*Task goal:*
Retype each entry verbatim. Do not include the images.

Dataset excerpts
+ + + +

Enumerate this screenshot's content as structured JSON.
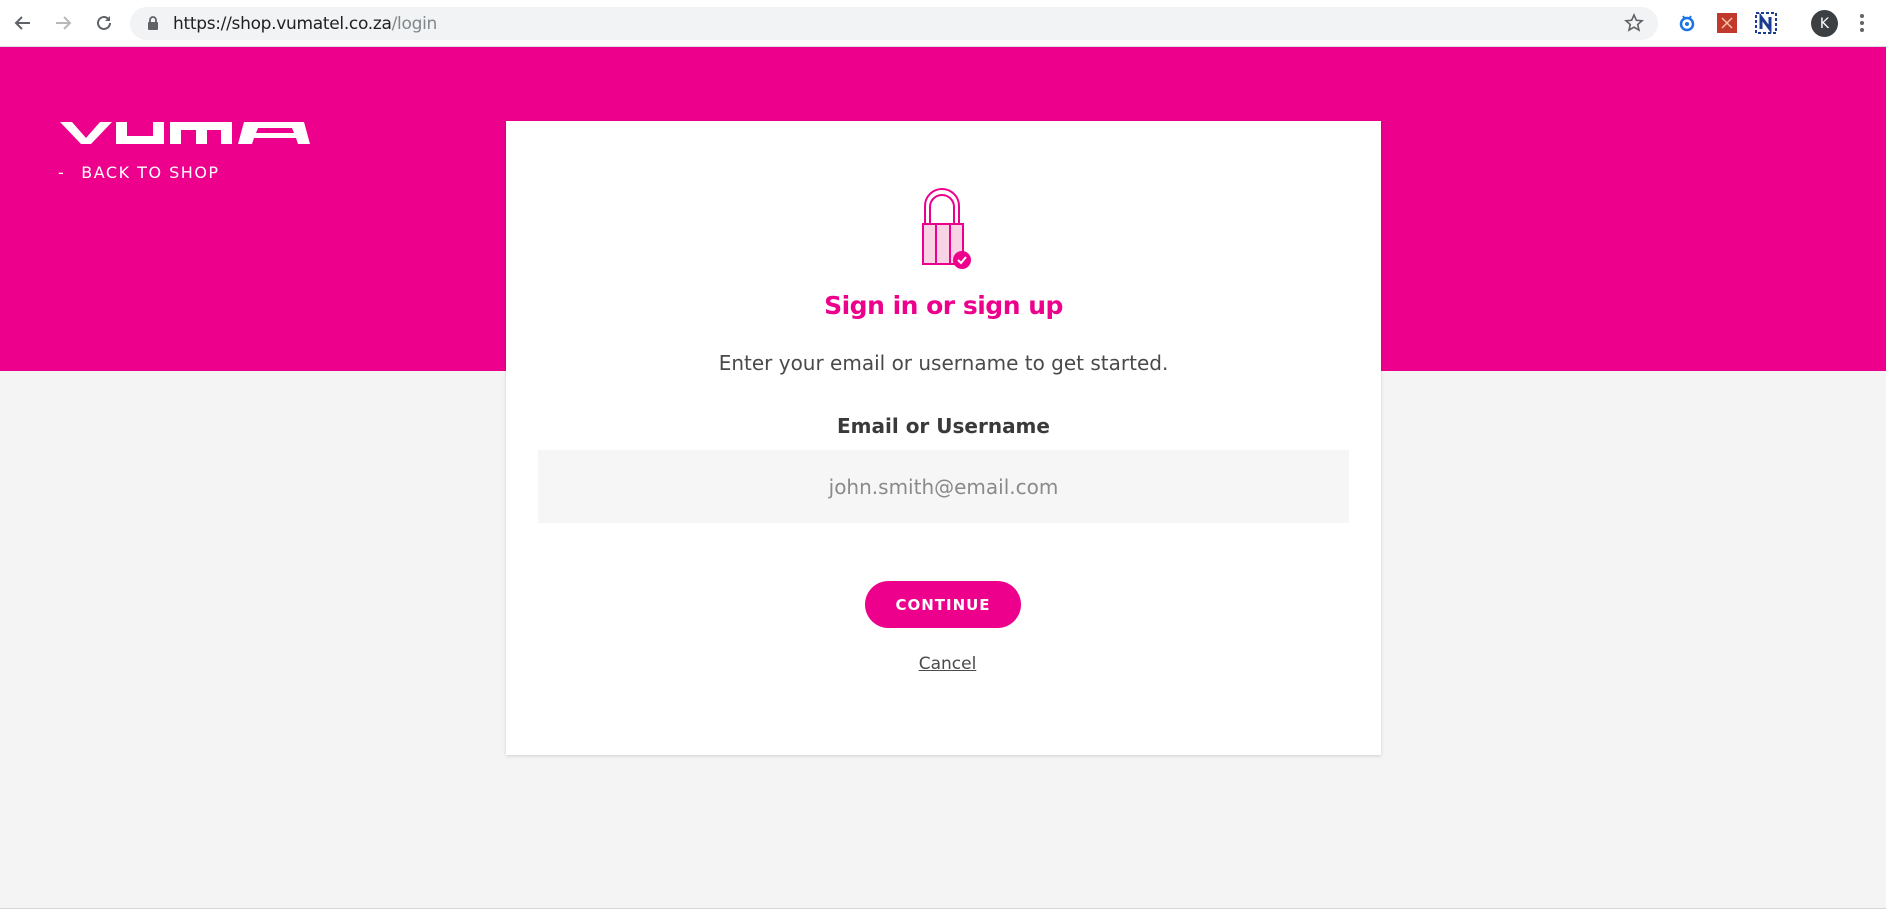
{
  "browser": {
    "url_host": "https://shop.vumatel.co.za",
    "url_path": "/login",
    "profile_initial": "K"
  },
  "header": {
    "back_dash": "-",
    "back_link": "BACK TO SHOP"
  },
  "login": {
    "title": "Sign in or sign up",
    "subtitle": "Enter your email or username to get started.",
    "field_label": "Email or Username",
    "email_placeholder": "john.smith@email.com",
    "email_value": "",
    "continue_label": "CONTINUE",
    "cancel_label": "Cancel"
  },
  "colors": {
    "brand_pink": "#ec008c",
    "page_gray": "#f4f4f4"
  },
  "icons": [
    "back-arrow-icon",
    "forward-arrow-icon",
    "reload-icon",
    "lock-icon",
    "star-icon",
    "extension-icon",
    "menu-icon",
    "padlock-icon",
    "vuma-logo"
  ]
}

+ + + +

*Solution to the exercise:*
Enumerate this screenshot's content as structured JSON.
{
  "browser": {
    "url_host": "https://shop.vumatel.co.za",
    "url_path": "/login",
    "profile_initial": "K"
  },
  "header": {
    "back_dash": "-",
    "back_link": "BACK TO SHOP"
  },
  "login": {
    "title": "Sign in or sign up",
    "subtitle": "Enter your email or username to get started.",
    "field_label": "Email or Username",
    "email_placeholder": "john.smith@email.com",
    "email_value": "",
    "continue_label": "CONTINUE",
    "cancel_label": "Cancel"
  },
  "colors": {
    "brand_pink": "#ec008c",
    "page_gray": "#f4f4f4"
  },
  "icons": [
    "back-arrow-icon",
    "forward-arrow-icon",
    "reload-icon",
    "lock-icon",
    "star-icon",
    "extension-icon",
    "menu-icon",
    "padlock-icon",
    "vuma-logo"
  ]
}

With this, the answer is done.